## Prompt
Report only how many lines in the material contain "text".

::::::::::

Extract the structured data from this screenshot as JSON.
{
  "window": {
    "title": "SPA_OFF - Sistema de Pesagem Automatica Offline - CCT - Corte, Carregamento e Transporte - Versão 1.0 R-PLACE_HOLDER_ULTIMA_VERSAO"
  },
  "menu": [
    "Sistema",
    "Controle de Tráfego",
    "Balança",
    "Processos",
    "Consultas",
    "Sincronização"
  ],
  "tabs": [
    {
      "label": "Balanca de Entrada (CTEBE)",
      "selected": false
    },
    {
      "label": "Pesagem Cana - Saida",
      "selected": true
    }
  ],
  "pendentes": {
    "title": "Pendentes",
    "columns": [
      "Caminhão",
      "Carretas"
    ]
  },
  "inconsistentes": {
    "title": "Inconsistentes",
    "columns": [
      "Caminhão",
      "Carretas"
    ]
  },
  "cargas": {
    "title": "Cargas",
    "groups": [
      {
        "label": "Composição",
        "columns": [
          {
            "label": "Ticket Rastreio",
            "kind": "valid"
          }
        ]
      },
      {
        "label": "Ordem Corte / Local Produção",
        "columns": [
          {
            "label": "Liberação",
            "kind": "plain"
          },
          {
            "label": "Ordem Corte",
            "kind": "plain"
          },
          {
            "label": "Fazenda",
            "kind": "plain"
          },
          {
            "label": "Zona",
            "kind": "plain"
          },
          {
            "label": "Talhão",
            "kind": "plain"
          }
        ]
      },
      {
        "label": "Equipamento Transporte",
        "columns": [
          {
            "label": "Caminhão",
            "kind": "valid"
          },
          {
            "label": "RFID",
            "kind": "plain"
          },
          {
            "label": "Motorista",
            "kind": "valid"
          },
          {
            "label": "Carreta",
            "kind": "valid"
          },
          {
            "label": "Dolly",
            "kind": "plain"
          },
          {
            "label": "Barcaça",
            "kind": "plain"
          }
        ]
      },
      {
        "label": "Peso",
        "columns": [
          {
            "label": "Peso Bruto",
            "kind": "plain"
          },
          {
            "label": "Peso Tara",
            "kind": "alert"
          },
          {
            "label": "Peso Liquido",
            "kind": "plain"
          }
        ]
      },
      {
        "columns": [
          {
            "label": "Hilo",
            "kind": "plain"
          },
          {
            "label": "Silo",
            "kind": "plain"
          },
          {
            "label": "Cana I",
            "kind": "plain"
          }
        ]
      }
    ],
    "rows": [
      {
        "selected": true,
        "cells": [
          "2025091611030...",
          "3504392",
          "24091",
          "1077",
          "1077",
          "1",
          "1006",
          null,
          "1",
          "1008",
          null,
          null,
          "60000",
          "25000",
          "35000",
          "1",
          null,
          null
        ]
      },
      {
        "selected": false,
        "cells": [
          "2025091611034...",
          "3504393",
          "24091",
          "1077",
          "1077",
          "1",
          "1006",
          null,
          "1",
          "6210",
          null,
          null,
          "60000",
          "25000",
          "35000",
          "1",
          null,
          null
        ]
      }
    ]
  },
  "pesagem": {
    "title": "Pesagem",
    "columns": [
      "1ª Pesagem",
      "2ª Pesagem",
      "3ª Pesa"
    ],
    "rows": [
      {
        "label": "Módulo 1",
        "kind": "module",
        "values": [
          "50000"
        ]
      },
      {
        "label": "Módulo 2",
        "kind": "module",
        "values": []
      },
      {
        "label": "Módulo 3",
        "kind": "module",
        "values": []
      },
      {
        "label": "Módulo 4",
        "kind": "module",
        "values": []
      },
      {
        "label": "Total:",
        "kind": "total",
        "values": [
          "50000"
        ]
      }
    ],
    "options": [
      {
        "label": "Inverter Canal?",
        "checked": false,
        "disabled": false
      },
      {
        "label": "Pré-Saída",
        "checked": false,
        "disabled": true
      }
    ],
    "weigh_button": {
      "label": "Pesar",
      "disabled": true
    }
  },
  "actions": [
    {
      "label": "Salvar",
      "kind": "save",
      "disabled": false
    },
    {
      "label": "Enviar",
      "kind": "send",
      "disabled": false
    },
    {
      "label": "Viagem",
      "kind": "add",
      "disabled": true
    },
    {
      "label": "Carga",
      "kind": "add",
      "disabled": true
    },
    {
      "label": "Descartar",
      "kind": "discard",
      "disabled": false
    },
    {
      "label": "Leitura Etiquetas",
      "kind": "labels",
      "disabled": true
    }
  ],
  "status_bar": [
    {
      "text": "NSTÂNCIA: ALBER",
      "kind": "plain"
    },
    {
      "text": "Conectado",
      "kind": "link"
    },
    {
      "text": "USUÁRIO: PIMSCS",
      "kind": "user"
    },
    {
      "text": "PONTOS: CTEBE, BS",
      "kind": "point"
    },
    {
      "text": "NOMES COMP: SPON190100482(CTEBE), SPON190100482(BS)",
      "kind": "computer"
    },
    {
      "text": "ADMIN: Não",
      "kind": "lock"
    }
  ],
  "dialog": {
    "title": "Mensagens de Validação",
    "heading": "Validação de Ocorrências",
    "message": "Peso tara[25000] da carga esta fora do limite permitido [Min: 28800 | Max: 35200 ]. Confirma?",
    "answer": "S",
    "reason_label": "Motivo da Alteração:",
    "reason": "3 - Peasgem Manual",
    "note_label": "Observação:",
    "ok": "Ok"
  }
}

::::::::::

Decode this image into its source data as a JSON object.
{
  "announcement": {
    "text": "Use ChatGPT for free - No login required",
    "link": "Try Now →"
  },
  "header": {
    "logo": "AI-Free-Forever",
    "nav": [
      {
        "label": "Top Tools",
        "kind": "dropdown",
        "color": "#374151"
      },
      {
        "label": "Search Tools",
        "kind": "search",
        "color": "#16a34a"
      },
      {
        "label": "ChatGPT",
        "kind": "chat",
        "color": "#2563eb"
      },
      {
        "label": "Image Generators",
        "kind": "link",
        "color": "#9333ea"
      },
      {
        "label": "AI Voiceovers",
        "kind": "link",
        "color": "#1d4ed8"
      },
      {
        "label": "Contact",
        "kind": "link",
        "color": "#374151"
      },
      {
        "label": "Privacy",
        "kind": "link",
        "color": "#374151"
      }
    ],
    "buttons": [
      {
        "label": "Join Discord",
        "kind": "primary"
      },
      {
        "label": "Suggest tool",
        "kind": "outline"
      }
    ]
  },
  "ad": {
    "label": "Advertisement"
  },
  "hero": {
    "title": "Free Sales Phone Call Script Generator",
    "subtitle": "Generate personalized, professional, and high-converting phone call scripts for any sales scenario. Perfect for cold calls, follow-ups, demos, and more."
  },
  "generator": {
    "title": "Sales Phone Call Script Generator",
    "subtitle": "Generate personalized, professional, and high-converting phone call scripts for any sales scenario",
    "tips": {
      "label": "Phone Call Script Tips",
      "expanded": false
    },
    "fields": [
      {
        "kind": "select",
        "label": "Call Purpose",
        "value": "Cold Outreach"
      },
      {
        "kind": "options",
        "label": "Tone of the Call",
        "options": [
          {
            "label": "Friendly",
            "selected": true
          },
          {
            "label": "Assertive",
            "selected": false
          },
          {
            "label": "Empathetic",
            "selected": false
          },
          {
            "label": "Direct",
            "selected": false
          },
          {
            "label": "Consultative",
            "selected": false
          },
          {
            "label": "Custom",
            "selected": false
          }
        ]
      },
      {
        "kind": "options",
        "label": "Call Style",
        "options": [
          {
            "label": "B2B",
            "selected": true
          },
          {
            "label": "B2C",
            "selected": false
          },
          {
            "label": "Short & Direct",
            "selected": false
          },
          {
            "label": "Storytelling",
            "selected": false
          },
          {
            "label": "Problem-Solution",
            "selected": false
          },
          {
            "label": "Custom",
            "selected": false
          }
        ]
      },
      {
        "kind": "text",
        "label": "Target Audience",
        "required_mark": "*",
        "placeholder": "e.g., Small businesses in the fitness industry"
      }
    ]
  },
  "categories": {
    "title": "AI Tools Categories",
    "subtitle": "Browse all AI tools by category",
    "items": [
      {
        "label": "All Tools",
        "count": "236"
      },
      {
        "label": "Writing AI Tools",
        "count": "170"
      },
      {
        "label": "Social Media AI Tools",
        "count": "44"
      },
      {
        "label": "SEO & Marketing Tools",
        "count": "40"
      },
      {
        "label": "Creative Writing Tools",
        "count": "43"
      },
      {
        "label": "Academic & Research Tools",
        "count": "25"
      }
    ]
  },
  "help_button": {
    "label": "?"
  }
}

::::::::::

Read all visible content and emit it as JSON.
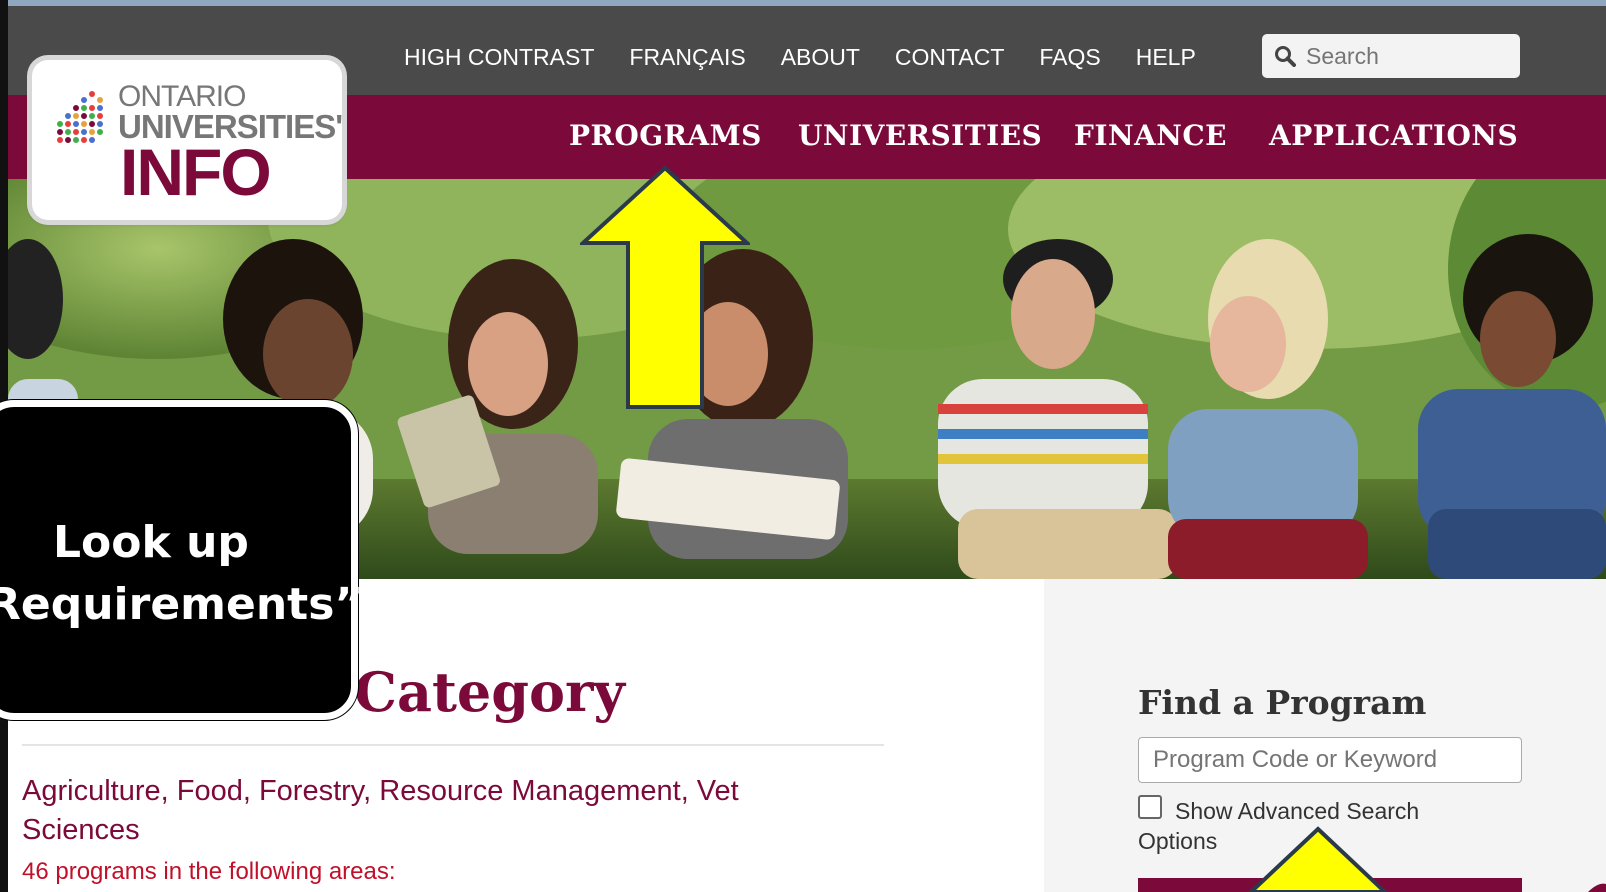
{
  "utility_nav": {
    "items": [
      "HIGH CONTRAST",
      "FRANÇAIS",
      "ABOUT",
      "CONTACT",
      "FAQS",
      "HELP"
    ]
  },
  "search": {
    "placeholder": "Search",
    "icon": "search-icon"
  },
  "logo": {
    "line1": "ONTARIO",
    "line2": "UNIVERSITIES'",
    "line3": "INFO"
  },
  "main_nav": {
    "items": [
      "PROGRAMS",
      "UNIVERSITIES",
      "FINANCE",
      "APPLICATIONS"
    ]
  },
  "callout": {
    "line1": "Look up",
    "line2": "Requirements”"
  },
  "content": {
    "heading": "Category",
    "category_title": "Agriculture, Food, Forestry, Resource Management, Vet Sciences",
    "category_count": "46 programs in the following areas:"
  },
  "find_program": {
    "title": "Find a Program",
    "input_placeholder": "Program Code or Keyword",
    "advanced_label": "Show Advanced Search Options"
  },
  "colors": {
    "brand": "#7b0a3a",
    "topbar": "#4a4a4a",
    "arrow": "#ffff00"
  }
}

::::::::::

## Written solution
8